── SOURCE MATERIAL ──
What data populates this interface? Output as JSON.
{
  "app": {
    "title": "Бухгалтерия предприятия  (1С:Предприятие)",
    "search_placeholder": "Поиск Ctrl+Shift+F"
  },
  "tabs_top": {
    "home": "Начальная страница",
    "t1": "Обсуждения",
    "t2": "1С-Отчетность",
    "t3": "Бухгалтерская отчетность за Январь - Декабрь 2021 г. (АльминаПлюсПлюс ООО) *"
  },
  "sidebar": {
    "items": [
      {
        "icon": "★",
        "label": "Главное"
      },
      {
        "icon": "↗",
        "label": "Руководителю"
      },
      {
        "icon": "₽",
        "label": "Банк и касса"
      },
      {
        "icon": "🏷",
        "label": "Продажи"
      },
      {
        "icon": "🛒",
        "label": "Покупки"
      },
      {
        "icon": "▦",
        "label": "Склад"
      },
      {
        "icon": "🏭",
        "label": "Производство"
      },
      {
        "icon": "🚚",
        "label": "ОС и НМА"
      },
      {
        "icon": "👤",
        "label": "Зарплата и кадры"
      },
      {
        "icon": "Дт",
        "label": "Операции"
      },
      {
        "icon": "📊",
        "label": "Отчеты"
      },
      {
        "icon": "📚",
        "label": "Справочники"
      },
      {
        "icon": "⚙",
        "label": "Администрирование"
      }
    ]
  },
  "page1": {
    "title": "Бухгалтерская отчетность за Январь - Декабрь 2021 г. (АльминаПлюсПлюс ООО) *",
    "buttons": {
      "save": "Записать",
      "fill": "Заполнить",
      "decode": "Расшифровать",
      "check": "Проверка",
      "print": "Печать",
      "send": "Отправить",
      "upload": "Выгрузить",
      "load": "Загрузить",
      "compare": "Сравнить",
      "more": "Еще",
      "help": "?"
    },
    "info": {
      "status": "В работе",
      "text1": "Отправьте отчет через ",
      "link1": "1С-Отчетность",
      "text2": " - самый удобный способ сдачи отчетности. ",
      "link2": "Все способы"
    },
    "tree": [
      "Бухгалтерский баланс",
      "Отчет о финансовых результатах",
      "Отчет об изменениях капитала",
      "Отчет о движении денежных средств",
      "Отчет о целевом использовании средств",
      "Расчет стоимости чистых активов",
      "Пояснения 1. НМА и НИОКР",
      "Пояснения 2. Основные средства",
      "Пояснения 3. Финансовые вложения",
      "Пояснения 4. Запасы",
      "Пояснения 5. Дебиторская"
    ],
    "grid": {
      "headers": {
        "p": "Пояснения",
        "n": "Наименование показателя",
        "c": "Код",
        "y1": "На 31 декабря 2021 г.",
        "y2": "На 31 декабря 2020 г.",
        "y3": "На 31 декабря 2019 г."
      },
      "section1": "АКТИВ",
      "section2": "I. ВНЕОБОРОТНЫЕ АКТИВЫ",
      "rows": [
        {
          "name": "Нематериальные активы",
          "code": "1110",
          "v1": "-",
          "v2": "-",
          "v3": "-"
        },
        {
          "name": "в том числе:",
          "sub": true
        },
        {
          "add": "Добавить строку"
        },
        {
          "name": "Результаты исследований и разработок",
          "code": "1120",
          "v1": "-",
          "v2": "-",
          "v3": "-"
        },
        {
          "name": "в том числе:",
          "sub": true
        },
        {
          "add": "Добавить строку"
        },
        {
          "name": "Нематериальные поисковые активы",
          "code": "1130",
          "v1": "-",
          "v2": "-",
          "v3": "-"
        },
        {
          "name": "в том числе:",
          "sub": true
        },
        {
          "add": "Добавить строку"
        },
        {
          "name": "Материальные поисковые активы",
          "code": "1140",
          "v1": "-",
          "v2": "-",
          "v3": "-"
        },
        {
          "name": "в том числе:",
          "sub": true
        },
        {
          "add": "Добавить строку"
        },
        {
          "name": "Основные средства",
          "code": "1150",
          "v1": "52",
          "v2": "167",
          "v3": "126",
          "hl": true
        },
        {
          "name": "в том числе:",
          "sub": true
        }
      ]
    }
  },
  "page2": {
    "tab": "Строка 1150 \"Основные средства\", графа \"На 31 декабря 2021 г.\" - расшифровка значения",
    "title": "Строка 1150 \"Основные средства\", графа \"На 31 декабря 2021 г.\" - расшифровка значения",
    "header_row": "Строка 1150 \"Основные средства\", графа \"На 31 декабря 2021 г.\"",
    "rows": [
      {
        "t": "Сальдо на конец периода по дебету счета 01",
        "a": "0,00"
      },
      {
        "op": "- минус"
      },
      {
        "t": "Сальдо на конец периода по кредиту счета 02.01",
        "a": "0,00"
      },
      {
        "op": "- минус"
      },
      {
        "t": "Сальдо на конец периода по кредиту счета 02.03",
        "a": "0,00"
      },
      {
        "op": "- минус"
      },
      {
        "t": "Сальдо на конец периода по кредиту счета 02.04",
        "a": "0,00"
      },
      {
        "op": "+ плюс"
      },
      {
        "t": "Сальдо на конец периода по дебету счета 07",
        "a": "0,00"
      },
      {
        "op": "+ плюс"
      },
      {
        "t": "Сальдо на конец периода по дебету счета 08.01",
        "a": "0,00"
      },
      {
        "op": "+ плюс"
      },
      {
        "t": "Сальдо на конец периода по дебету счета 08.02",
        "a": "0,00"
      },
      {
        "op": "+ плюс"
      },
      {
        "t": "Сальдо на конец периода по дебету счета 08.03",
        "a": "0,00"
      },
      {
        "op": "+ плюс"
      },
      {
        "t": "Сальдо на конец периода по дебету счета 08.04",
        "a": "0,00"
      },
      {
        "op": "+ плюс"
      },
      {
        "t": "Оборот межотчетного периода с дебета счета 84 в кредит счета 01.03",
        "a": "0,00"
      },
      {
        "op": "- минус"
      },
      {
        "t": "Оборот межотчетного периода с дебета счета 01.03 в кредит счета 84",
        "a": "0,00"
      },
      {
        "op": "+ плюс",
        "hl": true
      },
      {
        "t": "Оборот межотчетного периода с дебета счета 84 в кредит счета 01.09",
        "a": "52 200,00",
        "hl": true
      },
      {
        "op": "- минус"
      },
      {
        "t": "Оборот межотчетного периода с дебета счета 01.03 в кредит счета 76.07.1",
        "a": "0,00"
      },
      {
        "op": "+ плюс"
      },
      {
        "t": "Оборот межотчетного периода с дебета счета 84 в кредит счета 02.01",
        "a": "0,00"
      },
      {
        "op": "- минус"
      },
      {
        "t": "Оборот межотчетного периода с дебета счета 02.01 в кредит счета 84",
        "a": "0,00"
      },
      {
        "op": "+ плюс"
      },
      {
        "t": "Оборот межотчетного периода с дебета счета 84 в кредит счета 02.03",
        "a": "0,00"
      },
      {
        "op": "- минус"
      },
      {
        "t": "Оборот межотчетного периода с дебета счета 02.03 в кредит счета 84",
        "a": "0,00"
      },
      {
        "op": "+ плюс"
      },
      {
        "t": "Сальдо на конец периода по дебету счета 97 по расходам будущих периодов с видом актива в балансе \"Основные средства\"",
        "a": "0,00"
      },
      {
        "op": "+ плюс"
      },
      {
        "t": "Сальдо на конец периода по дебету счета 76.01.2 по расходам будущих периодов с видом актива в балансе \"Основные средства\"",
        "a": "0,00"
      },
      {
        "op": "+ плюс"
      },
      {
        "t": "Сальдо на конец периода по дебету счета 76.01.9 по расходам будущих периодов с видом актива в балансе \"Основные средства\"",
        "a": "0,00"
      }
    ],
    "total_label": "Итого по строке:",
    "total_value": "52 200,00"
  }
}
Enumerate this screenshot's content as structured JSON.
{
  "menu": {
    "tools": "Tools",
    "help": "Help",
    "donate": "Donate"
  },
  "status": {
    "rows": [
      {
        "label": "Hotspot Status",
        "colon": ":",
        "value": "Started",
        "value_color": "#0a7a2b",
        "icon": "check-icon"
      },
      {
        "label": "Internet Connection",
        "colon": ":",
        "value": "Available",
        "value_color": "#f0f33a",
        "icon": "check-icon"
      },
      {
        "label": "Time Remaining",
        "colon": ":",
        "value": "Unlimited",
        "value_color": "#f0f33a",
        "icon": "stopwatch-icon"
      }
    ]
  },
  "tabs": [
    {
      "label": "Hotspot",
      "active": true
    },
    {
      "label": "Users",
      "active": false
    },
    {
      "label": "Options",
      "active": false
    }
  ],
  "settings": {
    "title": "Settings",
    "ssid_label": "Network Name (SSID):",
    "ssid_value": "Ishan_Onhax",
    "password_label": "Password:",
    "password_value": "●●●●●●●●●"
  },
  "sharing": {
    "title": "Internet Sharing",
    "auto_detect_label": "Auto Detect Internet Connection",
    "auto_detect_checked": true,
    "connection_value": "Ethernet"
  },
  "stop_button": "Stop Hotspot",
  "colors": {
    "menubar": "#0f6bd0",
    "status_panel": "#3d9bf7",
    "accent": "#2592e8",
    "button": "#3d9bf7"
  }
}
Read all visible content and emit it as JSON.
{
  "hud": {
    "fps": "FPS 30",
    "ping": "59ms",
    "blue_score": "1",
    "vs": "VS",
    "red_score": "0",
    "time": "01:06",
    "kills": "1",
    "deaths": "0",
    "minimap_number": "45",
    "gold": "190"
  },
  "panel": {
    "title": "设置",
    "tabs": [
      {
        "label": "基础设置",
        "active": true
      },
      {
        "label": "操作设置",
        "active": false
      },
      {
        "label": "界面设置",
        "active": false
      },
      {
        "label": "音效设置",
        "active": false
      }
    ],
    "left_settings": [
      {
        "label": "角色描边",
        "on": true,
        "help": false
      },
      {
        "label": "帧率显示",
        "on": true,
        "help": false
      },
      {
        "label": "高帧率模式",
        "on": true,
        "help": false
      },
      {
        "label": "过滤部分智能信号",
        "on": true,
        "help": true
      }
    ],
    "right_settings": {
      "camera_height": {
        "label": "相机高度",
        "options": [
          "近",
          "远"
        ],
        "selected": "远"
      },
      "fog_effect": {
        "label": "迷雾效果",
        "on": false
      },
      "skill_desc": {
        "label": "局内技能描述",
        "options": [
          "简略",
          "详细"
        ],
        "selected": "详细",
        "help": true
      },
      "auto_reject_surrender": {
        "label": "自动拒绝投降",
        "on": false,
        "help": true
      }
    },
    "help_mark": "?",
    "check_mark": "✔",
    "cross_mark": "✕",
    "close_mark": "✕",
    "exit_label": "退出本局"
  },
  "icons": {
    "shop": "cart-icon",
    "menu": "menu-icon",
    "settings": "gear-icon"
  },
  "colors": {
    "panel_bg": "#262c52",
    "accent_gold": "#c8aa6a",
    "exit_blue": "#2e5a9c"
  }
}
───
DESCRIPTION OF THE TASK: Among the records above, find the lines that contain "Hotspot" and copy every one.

EXERCISE OUTPUT:
        "label": "Hotspot Status",
      "label": "Hotspot",
  "stop_button": "Stop Hotspot",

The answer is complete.